Source information section start

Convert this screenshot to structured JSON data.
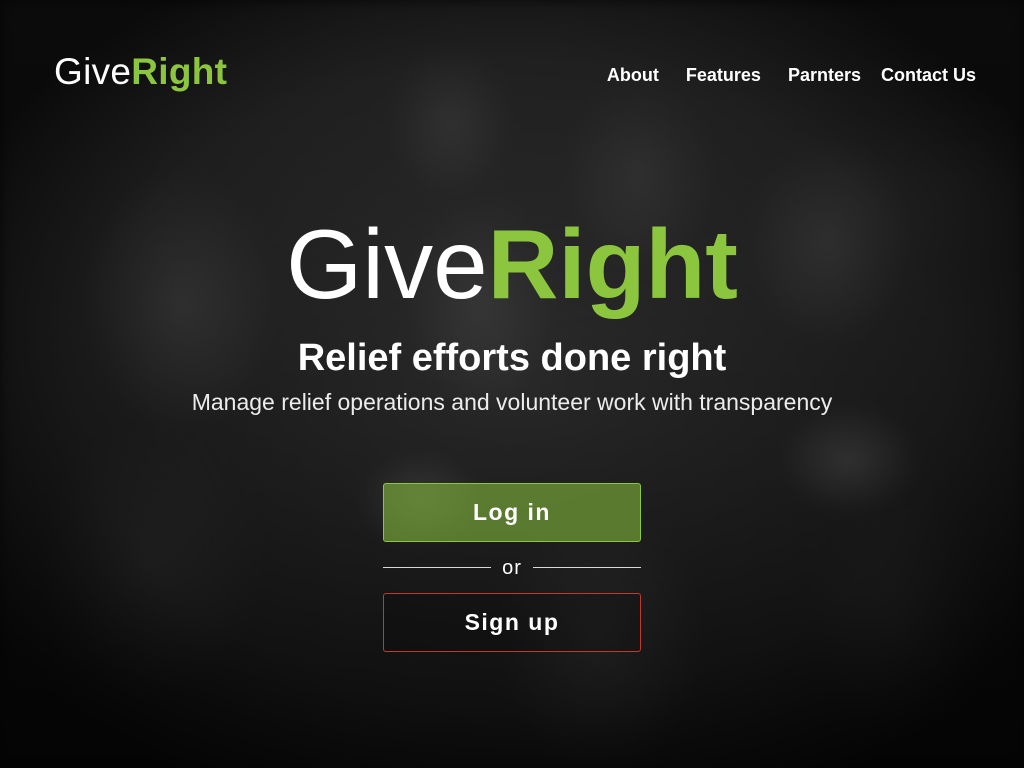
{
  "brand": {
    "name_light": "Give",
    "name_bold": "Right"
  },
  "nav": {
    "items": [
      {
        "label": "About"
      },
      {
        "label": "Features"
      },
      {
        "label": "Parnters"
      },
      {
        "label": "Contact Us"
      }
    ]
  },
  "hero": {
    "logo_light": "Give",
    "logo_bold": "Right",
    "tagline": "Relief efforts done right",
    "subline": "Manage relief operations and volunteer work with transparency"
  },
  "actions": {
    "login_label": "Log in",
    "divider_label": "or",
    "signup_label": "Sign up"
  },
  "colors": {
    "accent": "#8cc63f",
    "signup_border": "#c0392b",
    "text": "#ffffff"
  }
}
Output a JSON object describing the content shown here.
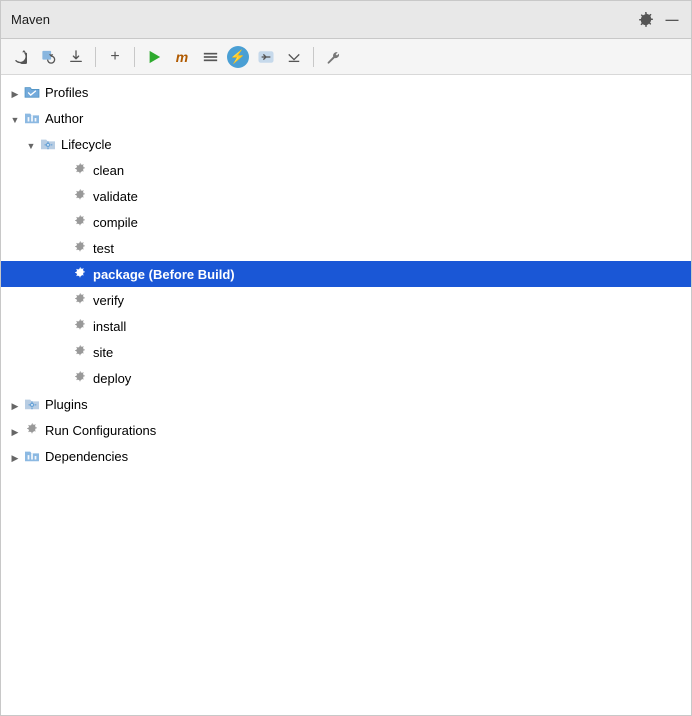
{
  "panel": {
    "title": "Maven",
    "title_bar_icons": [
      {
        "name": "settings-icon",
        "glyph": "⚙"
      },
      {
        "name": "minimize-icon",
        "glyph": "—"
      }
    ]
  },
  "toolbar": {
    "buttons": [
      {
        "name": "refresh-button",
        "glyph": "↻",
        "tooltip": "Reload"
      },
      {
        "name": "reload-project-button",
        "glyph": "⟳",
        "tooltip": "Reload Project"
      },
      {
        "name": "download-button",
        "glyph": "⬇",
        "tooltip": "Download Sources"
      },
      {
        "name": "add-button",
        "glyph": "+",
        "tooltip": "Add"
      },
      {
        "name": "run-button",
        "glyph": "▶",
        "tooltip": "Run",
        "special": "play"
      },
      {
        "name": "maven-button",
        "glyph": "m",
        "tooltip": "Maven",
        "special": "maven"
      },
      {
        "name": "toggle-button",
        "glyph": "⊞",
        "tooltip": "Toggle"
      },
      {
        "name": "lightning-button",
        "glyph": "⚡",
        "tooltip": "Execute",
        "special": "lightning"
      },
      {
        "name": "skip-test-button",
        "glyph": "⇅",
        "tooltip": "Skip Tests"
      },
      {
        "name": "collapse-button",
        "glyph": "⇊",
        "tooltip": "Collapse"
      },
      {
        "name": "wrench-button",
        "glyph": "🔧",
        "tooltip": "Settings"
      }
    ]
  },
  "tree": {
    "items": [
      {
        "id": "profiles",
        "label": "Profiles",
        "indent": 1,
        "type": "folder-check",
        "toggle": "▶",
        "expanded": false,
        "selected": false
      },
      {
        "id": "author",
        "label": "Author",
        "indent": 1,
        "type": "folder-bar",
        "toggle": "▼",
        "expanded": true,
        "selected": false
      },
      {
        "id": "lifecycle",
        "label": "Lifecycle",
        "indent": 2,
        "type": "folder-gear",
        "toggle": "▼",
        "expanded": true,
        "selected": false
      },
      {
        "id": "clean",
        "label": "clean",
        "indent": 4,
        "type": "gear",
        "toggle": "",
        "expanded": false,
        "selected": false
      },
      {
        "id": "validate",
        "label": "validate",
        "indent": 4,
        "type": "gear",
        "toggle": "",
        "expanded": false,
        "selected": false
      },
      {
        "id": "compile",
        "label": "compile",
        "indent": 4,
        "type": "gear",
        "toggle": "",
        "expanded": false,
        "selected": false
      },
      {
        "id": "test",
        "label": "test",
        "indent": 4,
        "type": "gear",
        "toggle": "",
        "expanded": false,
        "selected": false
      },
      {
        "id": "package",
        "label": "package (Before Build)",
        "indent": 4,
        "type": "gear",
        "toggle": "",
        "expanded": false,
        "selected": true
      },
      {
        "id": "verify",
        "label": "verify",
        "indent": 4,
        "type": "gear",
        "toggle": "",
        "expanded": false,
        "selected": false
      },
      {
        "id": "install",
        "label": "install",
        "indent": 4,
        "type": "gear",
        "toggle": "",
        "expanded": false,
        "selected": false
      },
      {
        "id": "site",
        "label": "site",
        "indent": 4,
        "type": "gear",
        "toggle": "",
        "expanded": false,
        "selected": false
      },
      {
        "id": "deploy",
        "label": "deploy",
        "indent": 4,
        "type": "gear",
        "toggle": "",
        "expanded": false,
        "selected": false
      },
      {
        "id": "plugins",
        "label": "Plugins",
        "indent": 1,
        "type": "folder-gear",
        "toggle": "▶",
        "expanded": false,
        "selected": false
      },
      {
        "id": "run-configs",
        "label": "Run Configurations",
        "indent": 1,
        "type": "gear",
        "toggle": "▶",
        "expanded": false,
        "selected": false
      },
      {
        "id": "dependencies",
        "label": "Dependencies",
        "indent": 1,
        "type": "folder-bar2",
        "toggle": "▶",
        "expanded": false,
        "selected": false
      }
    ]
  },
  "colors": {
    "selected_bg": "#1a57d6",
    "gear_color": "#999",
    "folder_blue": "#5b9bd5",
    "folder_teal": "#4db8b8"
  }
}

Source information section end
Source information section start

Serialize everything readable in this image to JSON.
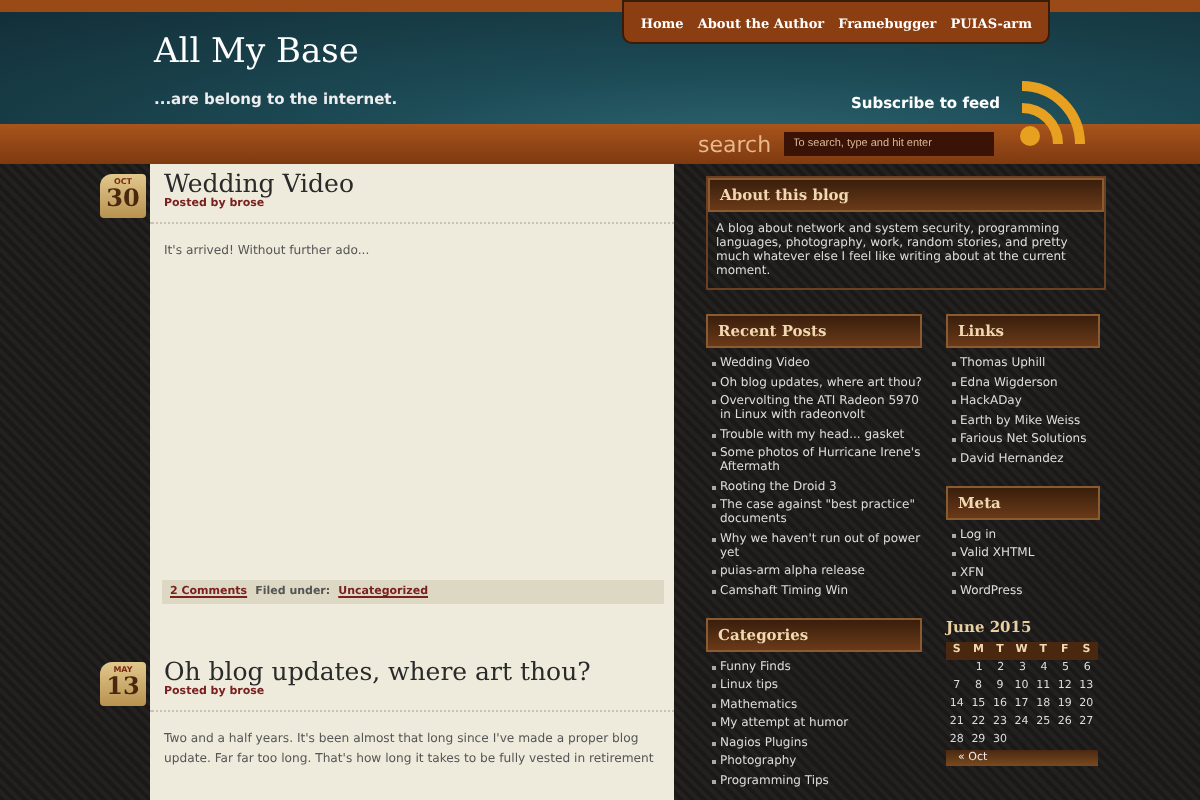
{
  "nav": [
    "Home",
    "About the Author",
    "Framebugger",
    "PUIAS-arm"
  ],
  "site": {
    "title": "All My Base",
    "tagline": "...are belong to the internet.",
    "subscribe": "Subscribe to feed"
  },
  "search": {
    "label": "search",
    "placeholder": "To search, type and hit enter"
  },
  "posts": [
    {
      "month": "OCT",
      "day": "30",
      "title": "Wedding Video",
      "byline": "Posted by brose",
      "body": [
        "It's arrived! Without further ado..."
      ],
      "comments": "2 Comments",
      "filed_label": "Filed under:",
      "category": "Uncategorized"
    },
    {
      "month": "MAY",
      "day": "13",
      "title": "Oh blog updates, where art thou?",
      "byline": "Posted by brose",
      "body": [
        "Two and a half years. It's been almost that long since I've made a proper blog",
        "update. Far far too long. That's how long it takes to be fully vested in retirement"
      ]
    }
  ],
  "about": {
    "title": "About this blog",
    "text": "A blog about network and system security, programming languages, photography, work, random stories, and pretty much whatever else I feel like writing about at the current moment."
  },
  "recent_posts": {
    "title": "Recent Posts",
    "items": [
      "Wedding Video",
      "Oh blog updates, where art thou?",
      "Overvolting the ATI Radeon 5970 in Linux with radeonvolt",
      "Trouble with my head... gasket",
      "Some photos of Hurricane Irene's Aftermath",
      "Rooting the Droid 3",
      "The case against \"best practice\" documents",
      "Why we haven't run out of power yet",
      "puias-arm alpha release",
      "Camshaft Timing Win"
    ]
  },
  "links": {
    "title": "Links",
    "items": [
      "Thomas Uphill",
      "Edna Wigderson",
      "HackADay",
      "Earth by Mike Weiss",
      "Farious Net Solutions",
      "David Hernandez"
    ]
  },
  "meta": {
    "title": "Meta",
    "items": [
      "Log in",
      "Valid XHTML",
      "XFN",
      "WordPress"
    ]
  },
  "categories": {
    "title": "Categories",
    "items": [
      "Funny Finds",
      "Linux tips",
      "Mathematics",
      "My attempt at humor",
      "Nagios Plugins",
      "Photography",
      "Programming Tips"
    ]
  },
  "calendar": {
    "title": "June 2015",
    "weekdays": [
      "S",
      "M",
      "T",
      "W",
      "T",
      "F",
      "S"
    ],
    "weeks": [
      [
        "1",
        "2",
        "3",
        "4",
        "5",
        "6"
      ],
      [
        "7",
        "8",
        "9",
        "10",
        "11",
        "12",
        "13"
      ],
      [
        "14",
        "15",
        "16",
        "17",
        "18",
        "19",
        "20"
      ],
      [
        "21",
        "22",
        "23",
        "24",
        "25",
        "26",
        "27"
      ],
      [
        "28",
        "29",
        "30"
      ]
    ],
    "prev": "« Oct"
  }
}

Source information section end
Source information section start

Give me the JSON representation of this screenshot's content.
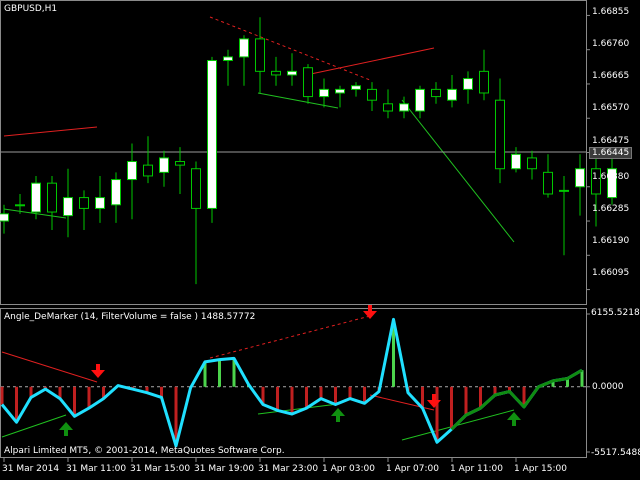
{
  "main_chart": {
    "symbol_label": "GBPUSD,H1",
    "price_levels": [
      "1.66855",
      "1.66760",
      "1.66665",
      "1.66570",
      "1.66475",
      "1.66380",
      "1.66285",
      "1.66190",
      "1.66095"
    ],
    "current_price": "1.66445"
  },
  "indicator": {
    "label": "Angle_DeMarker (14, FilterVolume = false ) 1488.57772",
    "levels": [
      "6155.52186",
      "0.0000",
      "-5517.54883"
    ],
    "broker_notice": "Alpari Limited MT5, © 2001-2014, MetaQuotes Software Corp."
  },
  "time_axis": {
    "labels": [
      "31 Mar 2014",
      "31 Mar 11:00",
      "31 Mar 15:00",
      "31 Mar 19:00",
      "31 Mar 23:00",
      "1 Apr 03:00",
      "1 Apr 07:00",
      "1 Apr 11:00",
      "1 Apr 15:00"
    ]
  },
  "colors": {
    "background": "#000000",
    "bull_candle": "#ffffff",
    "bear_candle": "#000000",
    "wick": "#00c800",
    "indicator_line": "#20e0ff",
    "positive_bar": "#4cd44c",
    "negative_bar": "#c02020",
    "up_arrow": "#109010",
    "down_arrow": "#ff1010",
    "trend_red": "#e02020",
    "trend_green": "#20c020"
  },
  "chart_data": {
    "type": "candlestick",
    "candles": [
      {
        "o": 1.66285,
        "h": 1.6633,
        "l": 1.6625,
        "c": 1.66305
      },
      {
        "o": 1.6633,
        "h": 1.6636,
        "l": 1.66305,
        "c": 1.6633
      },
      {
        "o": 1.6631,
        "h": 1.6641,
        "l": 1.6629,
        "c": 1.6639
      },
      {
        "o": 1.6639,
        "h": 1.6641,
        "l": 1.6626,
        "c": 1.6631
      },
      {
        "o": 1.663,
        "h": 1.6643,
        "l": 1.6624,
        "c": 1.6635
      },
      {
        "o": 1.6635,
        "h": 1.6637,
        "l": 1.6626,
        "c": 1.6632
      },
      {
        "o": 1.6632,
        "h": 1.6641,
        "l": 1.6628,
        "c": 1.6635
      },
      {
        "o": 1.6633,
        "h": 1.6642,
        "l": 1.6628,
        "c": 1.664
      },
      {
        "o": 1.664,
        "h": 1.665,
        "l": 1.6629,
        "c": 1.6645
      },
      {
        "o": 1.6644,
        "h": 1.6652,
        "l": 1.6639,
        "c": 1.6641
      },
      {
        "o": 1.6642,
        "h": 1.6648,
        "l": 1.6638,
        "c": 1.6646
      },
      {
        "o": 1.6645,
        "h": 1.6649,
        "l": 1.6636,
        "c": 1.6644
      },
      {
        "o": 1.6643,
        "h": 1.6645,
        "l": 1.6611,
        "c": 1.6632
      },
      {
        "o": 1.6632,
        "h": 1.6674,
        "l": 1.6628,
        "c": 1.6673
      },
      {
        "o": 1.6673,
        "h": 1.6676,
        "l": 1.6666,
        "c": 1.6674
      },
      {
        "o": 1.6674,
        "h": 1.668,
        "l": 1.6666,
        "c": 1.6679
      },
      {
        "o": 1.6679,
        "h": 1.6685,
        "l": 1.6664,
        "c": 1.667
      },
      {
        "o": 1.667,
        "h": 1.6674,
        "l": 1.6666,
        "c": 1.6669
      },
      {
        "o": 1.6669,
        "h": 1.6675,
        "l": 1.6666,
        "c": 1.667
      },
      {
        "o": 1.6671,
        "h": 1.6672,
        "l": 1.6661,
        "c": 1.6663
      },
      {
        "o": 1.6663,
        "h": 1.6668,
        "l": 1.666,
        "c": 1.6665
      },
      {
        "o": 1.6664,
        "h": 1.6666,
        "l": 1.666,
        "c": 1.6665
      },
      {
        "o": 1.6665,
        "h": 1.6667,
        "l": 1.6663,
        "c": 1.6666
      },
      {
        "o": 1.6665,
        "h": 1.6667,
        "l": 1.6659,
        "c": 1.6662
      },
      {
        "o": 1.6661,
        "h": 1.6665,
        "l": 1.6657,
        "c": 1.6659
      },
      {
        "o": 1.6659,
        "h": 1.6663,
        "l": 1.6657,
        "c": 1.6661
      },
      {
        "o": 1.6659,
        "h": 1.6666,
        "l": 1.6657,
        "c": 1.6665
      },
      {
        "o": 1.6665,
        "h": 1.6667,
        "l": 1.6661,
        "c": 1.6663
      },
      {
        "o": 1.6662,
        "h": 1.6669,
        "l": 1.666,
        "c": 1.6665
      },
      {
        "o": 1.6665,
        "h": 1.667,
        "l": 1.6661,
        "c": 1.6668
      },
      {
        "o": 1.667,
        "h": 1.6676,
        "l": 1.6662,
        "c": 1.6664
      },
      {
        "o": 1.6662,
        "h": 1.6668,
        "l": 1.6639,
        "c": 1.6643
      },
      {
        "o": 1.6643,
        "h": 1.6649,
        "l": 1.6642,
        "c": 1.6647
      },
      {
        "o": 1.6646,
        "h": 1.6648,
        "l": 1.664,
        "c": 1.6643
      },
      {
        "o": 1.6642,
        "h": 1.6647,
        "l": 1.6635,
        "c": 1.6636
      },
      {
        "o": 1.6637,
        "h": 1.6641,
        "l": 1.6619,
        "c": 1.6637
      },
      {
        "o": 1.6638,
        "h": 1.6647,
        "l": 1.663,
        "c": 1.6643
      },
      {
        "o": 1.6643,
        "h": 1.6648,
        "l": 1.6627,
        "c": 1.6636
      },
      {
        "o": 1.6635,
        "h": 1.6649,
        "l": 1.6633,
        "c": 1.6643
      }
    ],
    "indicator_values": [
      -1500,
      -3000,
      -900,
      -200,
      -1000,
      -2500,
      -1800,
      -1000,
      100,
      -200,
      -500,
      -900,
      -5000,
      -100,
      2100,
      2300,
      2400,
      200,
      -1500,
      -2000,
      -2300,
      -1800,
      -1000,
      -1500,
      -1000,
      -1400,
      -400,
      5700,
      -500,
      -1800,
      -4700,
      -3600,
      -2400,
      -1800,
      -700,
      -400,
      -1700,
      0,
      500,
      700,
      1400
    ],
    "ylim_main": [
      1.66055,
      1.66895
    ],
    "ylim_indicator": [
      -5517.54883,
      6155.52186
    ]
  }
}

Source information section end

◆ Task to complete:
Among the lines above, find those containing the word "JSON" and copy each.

◆ Written answer:
Convert this screenshot to structured JSON data.
Output a JSON object describing the content shown here.
Serialize everything readable in this image to JSON.
Give me the JSON representation of this screenshot's content.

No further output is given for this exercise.